Legend has it that sushi is the original "finger food," first enjoyed by Japanese card players hundreds of years ago. It is said that seaweed paper was rolled on the outside of the sushi to avoid "sticky fingers" while playing!

Types of Sushi
Although there are many different ways to prepare sushi, the two most popular varieties are:
  • Nigiri-Zushi: Rectangular bars of vinegared rice are topped with a dab of Wasabe (Japanese horseradish) and a thin slice of fresh raw fish.
  • Maki-Zushi: A sheet of seaweed paper is coated with vinegared rice and fresh raw fish. Vegetables are placed in the center, and then rolled and sliced.
Sushi Accompaniment
Visitors to our sushi bar enjoy "condiments" with their sushi. They might not realize that each accompaniment has a specific purpose other than just simple flavoring:
  • Ga: This is a thinly sliced pickled ginger. It should be eaten a little at a time between varieties of sushi to freshen the palate.
  • Wasabe: This is green Japanese horseradish. It is made from a green knobby root that is ground into a powder. Wasabe is a very powerful seasoning that makes the "fishy" taste of sushi disappear by momentarily paralyzing the mouth.
  • Soy: This salty sipping sauce has historical significance. Its flavor reminds us of what sushi tasted like when the preparation was merely used as an act of conservation.
  • Ocha (agari): This is Japanese green tea. It is very refreshing, rinsing the mouth and tongue of fat build-up from the fish. For this reason, plenty of tea is served in a large mug.
Sushi Etiquette
Sushi was originally a finger food. While chopsticks are often used, they are by no means mandatory, nor are they as easy to manage as fingers!

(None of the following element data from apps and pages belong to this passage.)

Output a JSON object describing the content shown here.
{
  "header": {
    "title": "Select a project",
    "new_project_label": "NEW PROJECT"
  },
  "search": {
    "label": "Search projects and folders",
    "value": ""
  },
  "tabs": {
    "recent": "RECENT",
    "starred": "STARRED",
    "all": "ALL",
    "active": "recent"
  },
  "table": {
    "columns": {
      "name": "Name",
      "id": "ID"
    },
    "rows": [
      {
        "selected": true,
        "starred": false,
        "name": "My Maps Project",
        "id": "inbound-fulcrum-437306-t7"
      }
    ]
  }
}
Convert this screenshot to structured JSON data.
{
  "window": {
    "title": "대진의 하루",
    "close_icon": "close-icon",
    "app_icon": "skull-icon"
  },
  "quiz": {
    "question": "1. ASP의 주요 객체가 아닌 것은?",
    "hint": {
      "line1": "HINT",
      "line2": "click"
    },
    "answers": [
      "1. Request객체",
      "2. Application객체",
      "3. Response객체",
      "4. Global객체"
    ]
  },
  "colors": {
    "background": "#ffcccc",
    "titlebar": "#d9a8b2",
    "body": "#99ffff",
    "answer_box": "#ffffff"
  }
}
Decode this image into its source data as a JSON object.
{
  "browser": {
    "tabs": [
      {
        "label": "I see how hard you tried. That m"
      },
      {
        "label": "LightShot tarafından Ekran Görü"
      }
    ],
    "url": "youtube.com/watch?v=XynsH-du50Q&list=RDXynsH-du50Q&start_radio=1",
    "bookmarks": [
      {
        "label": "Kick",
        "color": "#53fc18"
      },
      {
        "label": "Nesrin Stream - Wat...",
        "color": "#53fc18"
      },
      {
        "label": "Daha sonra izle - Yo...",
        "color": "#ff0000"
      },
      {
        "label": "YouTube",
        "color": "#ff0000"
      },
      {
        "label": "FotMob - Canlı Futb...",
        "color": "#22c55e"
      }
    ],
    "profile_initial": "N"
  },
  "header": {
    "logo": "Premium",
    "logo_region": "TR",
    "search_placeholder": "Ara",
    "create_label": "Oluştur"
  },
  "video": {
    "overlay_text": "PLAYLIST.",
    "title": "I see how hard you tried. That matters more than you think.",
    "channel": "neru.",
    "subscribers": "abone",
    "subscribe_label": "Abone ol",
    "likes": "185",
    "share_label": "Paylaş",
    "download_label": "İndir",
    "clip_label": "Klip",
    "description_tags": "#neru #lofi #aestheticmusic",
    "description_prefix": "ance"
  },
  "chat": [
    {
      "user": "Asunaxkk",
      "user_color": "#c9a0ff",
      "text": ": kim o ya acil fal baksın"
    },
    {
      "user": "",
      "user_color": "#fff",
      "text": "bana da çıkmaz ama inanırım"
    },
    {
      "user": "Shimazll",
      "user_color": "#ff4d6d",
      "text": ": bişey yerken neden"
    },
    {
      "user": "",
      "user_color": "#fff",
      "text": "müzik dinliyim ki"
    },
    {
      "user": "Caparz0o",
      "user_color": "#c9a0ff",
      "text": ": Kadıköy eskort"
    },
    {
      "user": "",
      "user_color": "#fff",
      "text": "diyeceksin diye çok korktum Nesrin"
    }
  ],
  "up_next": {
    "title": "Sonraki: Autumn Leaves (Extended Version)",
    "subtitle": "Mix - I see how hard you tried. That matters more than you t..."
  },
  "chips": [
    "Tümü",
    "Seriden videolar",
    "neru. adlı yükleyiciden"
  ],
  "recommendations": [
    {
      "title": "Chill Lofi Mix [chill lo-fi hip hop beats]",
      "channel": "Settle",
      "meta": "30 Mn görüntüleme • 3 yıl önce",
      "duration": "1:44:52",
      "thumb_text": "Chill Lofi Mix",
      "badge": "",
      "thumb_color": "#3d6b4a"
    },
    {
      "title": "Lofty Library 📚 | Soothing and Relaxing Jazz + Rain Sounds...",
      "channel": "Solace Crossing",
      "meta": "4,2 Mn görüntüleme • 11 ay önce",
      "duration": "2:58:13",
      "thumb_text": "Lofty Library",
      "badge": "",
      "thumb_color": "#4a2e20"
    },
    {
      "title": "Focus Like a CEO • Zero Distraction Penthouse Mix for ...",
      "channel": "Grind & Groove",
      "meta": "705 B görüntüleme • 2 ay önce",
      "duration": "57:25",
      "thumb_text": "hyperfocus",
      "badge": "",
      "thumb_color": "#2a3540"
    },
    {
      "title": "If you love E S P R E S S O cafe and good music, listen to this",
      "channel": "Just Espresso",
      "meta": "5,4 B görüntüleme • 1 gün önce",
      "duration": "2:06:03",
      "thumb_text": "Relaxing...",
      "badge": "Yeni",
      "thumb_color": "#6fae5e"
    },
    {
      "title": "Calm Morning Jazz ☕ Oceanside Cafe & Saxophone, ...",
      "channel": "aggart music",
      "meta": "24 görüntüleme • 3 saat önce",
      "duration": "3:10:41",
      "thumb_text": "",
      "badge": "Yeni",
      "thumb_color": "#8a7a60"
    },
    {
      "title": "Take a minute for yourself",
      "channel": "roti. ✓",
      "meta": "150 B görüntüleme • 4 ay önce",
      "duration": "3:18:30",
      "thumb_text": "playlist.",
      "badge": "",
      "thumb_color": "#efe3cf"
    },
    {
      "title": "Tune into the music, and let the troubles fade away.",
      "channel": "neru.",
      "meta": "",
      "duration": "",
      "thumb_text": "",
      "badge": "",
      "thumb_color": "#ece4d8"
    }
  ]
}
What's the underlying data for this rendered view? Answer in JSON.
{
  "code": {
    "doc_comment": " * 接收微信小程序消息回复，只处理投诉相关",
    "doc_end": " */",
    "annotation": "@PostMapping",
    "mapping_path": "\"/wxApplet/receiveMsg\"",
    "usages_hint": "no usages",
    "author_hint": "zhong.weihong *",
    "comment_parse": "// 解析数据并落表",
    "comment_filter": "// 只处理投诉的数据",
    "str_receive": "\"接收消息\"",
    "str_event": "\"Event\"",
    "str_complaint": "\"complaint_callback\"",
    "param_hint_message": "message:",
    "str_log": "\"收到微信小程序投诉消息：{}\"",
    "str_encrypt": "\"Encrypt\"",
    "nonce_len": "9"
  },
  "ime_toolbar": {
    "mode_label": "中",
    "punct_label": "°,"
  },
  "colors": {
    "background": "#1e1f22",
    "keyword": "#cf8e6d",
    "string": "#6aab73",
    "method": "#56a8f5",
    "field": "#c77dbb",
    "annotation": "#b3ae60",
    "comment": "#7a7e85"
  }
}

To eat sushi, pick it up at one end, turn it upside down, and lightly dip it in the soy sauce. The fish should always hit your taste buds first, not the rice.

Fondness for soy sauce leads some people to soak the rice part of the sushi in it. This is not recommended as it makes the rice fall apart and obliterates the flavor of both the rice and topping. Soy sauce should act as a complement to the foods with which it is eaten.

In addition to green tea and sake, beer is also excellent with sushi.

Click here to learn about the World-Class Chefs at our San Diego CA Restaurant.

Indulge your passion. Feed your soul. To request more information or reserve your table at our La Jolla CA restaurant, call (858) 450-3355 - or click here for online reservations.